What is muscular dystrophy?
Muscular dystrophy is a group of inherited diseases that damage and weaken your muscles over time. This damage and weakness is due to the lack of a protein called dystrophin, which is necessary for normal muscle function. The absence of this protein can cause problems with walking, swallowing, and muscle coordination.
Muscular dystrophy can occur at any age, but most diagnoses occur in childhood. Young boys are more likely to have this disease than girls.
What are the symptoms of muscular dystrophy?
Pain in muscles
Walking on tons
Becker muscular dystrophy
Becker muscular dystrophy is similar to Duchenne muscular dystrophy, but it’s less severe. This type of muscular dystrophy also more commonly affects boys. Muscle weakness occurs mostly in your arms and legs, with symptoms appearing between age 11 and 25.
Other symptoms of Becker muscular dystrophy include:
- walking on your toes
- frequent falls
- muscle cramps
- trouble getting up from the floor
Many with this disease don’t need a wheelchair until they’re in their mid-30s or older, and a small percentage of people with this disease never require one. Most people with Becker muscular dystrophy live until middle age or later.
Congenital muscular dystrophy
Congenital muscular dystrophies are often apparent between birth and age 2. This is when parents begin to notice that their child’s motor functions and muscle control aren’t developing as they should. Symptoms vary and may include:
- muscle weakness
- poor motor control
- inability to sit or stand without support
- foot deformities
- trouble swallowing
- respiratory problems
- vision problems
- speech problems
- intellectual impairment

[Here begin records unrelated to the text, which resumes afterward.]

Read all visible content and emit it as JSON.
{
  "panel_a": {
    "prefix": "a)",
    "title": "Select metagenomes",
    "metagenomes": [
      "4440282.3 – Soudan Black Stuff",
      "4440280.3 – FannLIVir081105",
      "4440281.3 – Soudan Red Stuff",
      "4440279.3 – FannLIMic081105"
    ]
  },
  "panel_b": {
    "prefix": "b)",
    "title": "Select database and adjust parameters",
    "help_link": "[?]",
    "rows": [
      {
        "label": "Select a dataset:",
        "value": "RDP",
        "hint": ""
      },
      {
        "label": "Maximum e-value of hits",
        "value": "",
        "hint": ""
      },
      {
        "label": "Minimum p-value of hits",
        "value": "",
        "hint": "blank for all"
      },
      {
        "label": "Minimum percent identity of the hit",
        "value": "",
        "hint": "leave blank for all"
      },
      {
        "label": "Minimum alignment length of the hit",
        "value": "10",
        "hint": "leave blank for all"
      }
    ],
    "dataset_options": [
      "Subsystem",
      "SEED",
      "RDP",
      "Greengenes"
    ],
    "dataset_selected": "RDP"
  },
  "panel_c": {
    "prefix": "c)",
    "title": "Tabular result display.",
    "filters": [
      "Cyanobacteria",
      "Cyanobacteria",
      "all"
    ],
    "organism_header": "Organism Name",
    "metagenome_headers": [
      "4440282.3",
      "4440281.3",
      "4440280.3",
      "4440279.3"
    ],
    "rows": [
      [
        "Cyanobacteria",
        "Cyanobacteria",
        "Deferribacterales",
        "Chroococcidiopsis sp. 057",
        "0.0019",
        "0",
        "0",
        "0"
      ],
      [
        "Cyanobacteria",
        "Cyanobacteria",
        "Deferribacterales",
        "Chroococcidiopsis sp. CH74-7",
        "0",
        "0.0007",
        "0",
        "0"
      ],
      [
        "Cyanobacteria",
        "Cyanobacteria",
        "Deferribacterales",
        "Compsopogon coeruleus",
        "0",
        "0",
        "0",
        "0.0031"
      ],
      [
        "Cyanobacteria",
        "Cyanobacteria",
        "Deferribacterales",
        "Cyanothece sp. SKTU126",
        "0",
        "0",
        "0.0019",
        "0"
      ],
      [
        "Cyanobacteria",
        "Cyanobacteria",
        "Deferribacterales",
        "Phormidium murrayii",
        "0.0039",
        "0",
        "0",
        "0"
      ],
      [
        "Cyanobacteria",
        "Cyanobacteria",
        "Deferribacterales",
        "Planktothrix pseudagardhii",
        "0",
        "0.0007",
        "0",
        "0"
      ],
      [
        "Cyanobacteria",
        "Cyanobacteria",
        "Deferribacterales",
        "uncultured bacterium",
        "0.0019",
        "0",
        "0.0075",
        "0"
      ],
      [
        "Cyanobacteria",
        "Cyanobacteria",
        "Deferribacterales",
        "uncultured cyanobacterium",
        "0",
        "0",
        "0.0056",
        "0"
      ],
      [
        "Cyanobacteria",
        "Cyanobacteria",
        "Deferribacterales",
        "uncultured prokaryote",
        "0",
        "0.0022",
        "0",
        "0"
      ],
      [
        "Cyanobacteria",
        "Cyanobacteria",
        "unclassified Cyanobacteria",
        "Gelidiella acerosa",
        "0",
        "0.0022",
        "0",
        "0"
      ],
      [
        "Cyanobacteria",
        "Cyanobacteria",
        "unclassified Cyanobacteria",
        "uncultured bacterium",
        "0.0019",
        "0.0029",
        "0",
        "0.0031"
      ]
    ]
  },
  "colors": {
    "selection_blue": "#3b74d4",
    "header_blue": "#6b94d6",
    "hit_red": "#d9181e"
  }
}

While symptoms vary from mild to severe, the majority of people with congenital muscular dystrophy are unable to sit or stand without help. The lifespan of someone with this type also varies, depending on the symptoms. Some people with congenital muscular dystrophy die in infancy while others live until adulthood.
Myotonic dystrophy is also called Steinert’s disease or dystrophia myotonica. This form of muscular dystrophy causes myotonia, which is an inability to relax your muscles after they contract. Myotonia is exclusive to this type of muscular dystrophy.
Myotonic dystrophy can affect your:
- facial muscles
- central nervous system
- adrenal glands
- gastrointestinal tract.